Here such societies as the South Carolina Jockey Club, the St. Cecilia society, and the Hebrew Benevolent Association also held their meetings: Here President James Monroe and the Marquis de Lafayette were lodged as guest of the city; and here on December 20, 1860, was passed the South Carolina Ordinance of Secession.
Erected 1947 by St. Andrews Society of Charleston, S.C.
Topics and series. This historical marker is listed in these topic lists: Government & Politics • War, US Civil. In addition, it is included in the Former U.S. Presidents: #05 James Monroe series list. A significant historical month for this entry is July 1883.
Location. 32° 46.578′ N, 79° 56.034′ W. Marker is in Charleston, South Carolina, in Charleston County.
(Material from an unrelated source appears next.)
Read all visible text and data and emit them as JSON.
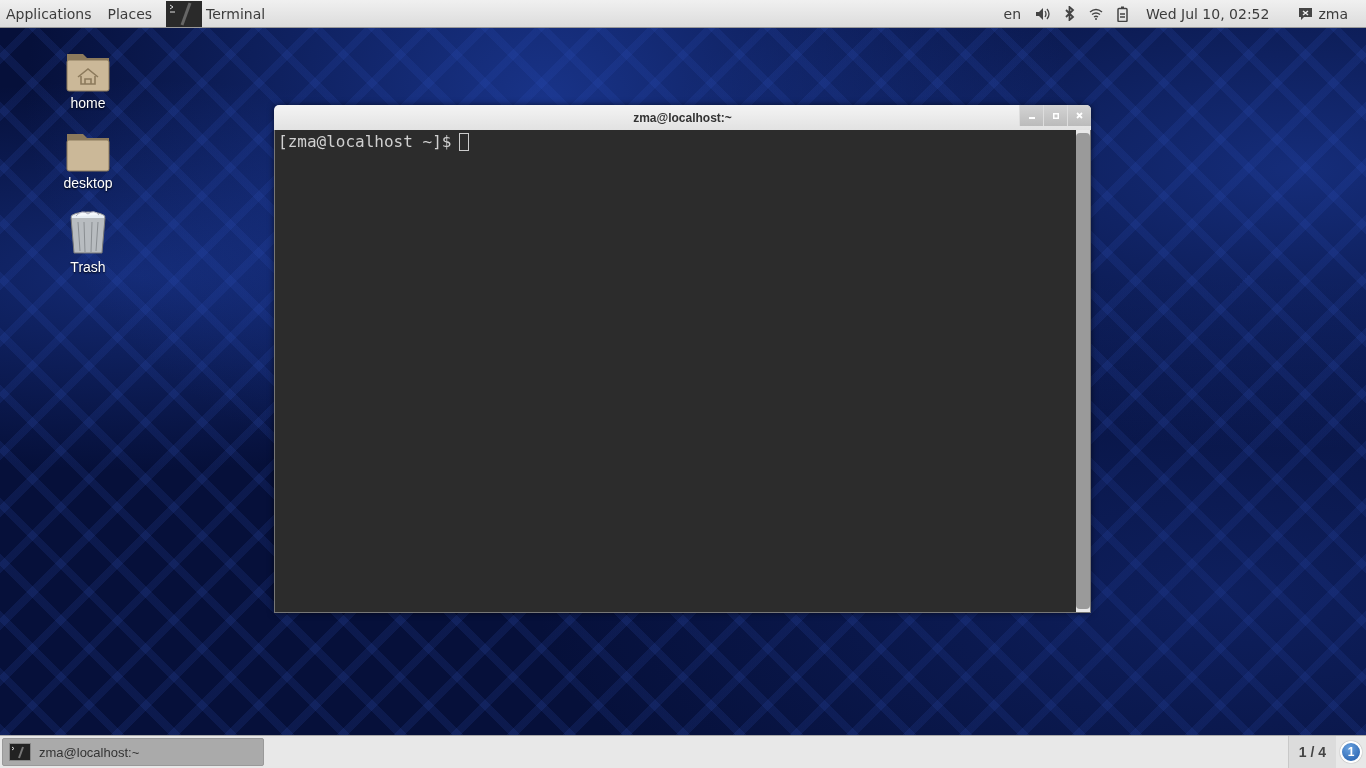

Marker Touch for map. Marker is in this post office area: Charleston SC 29401, United States of America. Touch for directions.
Other nearby markers. At least 8 other markers are within walking distance of this marker. John Rutledge Home (a few steps from this marker); Laurens - Rutledge House (within shouting distance of this marker); The Most Reverend Emmet Michael Walsh (within shouting distance of this marker); Cathedral of St. John the Baptist (within shouting distance of this marker); William Harvey House (within shouting distance of this marker); Home of Doctor John Lining (about 300 feet away, measured in a direct line); Major Peter Bocquet's House (about 500 feet away); First Central Station in South Carolina (about 500 feet away). Touch for a list and map of all markers in Charleston.
Also see . . .
1. South Carolina Colony. Site contains a brief history of the state which includes a section on the Ordinance of Secession being signed in St. Andrews Hall. (Submitted on February 13, 2010, by Michael Sean Nix of Spartanburg, South Carolina.)
2. The St. Cecilia Society of Charleston, South Carolina. Many writers have labeled Charleston’s St. Cecilia Society the first musical society in the United States, but it would be more accurate to describe it as the earliest known private subscription concert organization in North America. (Submitted on October 5, 2011, by Mike Stroud of Bluffton, South Carolina.)
Credits. This page was last revised on November 2, 2020. It was originally submitted on February 13, 2010, by Michael Sean Nix of Spartanburg, South Carolina. This page has been viewed 2,200 times since then and 48 times this year. Photos: 1. submitted on February 13, 2010, by Michael Sean Nix of Spartanburg, South Carolina. 2. submitted on October 5, 2011, by Mike Stroud of Bluffton, South Carolina. 3, 4, 5. submitted on February 13, 2010, by Michael Sean Nix of Spartanburg, South Carolina. • Craig Swain was the editor who published this page.